• [TASK PROMPT]
Could you return every line of the records below that contains the word "Остатки"?
(DATA UNDER STUDY Opens)
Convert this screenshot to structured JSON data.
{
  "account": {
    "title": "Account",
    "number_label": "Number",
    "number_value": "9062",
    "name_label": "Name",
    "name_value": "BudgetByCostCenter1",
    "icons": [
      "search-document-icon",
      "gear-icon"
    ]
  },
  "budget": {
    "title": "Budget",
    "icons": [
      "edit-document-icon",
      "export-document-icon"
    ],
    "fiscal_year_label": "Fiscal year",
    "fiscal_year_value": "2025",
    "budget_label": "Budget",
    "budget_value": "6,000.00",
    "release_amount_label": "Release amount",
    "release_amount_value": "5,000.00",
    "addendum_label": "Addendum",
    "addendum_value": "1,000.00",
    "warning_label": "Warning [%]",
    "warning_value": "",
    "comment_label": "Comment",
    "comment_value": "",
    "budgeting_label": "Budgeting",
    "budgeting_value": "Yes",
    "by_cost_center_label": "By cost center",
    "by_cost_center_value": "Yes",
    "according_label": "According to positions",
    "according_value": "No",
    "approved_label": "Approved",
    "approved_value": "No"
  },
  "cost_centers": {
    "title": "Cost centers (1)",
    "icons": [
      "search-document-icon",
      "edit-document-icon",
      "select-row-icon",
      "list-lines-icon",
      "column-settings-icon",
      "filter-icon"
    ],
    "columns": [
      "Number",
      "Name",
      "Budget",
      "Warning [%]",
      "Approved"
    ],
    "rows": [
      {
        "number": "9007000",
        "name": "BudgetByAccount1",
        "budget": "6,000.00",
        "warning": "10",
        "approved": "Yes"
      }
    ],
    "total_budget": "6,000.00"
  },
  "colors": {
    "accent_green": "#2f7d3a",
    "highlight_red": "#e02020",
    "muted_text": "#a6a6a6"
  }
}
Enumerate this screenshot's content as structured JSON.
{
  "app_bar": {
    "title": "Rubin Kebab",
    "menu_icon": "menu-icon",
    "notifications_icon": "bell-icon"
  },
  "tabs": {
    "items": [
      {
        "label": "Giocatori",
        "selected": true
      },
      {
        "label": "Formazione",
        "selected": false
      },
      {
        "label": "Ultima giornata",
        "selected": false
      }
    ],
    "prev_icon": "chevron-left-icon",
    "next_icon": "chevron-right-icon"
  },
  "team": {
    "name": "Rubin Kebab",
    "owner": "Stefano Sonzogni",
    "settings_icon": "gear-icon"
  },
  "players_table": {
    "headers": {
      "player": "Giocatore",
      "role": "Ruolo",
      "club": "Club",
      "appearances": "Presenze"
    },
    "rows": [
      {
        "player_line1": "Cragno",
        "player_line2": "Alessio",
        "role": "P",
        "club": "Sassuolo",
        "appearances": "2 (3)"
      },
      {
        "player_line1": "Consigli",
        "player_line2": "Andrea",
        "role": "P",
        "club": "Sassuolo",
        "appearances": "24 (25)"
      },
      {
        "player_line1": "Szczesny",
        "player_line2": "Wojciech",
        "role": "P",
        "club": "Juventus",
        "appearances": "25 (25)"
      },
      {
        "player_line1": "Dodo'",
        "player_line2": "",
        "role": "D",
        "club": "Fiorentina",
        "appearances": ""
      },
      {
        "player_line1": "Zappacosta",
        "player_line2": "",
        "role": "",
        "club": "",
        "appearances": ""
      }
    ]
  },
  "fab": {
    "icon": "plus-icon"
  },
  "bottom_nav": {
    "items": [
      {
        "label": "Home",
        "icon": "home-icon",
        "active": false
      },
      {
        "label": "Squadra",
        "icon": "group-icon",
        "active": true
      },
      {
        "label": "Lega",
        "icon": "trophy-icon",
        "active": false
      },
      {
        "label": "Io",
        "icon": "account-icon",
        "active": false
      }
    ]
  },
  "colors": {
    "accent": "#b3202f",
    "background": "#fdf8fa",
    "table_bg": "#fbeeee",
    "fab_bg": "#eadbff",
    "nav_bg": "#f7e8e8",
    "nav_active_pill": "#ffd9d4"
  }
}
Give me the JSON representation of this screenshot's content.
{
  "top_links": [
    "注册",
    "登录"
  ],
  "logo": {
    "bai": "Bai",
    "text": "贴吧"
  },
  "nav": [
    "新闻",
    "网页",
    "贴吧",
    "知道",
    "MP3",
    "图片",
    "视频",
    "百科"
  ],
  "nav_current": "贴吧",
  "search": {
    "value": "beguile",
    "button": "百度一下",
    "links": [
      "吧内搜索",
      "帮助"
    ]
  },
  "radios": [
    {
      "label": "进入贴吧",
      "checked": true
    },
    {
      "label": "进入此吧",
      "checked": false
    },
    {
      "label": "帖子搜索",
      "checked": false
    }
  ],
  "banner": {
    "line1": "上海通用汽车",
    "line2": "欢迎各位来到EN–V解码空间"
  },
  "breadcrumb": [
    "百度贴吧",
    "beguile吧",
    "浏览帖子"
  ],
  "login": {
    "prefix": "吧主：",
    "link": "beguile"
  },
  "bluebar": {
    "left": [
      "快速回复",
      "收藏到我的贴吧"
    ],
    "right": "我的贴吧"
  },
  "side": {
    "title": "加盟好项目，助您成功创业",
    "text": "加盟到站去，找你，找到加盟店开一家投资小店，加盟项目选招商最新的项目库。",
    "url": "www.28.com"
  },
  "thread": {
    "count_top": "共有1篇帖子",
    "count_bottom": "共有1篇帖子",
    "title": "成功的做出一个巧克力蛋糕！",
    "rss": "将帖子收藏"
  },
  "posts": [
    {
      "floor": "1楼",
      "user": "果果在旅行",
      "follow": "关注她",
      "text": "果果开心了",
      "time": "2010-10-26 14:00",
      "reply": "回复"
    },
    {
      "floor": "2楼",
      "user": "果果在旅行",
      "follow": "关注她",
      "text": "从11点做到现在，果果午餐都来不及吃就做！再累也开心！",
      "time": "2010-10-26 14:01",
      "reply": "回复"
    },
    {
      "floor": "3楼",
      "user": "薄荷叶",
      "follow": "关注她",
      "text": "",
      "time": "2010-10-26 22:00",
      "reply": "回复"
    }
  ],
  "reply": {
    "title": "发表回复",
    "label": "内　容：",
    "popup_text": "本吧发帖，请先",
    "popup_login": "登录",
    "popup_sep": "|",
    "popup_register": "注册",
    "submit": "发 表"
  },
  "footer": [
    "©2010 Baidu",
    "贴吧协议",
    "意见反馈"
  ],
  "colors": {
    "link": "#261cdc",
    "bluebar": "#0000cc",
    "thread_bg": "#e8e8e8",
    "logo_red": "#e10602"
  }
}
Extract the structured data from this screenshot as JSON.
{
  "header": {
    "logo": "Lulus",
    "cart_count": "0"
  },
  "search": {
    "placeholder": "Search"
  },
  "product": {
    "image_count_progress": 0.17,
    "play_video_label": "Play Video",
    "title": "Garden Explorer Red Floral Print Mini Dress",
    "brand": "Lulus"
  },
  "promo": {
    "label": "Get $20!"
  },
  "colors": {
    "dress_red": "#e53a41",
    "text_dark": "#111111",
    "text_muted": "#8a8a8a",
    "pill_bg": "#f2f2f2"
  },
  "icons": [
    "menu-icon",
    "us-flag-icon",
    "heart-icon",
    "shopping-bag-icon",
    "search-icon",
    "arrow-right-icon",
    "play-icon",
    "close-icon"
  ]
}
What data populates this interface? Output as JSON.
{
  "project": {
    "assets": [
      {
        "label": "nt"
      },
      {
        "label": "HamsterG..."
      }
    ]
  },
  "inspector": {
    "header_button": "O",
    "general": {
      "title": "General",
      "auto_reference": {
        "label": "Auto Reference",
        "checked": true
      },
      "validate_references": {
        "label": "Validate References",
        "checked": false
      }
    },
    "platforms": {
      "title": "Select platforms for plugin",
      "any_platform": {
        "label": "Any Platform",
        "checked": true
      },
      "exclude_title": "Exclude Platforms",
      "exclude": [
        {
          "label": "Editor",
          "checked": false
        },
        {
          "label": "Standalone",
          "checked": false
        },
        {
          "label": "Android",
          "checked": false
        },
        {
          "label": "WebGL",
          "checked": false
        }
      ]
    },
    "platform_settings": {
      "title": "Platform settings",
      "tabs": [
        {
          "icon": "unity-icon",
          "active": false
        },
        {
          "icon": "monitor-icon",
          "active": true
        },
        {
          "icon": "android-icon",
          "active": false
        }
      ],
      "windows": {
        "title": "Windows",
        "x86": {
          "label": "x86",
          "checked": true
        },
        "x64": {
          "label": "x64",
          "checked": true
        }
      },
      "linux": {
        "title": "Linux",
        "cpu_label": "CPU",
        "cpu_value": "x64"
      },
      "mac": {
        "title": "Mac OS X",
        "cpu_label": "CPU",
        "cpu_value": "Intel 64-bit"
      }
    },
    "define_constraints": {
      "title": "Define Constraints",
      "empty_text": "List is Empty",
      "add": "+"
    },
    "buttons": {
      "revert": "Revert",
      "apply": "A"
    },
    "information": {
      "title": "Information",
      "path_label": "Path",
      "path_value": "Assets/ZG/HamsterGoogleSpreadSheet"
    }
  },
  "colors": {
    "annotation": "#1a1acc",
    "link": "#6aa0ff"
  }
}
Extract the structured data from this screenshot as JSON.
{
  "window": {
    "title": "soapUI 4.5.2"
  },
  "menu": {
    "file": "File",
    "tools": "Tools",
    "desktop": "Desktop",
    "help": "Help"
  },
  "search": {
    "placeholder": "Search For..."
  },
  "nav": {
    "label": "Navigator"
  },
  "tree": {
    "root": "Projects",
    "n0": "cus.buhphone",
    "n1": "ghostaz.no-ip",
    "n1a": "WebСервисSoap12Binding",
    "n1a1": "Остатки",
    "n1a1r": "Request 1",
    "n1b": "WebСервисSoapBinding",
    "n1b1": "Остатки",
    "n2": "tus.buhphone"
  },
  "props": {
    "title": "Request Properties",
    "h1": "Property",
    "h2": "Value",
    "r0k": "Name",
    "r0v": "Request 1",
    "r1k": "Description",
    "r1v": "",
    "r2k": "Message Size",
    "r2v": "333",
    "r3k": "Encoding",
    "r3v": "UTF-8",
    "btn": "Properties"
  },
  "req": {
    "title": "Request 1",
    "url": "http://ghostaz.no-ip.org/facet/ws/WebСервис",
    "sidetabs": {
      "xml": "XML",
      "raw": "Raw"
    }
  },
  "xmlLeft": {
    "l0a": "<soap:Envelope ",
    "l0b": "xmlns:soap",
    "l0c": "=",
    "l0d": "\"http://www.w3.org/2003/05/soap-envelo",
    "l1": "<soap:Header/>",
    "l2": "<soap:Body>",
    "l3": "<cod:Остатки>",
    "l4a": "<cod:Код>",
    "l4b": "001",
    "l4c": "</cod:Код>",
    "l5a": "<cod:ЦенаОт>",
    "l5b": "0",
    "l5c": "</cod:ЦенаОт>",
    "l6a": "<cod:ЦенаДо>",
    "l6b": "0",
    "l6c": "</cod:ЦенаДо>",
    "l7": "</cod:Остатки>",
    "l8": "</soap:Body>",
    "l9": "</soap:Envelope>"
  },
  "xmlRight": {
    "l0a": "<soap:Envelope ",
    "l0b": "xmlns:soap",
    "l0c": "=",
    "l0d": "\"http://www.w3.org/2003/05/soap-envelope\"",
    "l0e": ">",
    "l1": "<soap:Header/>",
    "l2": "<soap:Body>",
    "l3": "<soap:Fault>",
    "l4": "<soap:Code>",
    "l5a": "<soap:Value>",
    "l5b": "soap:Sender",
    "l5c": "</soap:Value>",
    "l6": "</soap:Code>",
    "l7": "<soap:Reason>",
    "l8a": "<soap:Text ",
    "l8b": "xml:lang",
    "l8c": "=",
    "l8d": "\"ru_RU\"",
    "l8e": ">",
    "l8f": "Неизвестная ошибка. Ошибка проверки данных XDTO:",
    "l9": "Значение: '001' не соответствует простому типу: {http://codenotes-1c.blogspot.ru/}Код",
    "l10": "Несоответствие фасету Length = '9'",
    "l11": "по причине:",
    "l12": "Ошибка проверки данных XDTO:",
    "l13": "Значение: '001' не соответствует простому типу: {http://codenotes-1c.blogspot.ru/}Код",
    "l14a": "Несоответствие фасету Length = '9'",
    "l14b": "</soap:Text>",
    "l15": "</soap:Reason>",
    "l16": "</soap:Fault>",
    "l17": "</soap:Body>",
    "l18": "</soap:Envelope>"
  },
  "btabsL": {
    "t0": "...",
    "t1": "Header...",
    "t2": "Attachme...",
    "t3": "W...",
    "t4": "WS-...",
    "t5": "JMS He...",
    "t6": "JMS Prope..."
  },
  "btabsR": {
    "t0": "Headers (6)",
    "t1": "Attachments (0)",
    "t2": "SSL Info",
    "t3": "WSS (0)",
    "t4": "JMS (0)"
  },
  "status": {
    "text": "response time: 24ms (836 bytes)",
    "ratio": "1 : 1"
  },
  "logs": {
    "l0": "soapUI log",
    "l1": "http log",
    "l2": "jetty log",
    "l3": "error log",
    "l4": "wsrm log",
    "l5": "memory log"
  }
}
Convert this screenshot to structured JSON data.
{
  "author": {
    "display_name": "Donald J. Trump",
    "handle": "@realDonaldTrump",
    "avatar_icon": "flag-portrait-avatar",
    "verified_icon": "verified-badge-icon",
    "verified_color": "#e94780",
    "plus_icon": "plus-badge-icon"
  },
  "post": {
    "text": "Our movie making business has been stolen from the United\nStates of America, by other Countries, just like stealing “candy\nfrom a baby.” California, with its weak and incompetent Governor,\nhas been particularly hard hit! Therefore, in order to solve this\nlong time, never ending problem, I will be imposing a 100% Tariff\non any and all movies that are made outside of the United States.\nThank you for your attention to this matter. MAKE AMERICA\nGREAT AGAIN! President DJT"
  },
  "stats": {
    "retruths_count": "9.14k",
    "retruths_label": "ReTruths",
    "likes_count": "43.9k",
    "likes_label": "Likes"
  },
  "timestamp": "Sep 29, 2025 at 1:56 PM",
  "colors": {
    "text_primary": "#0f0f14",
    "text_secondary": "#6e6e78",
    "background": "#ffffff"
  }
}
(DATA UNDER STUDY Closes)
• [ANSWER SPACE]
    "n1a1": "Остатки",
    "n1b1": "Остатки",
    "l3": "<cod:Остатки>",
    "l7": "</cod:Остатки>",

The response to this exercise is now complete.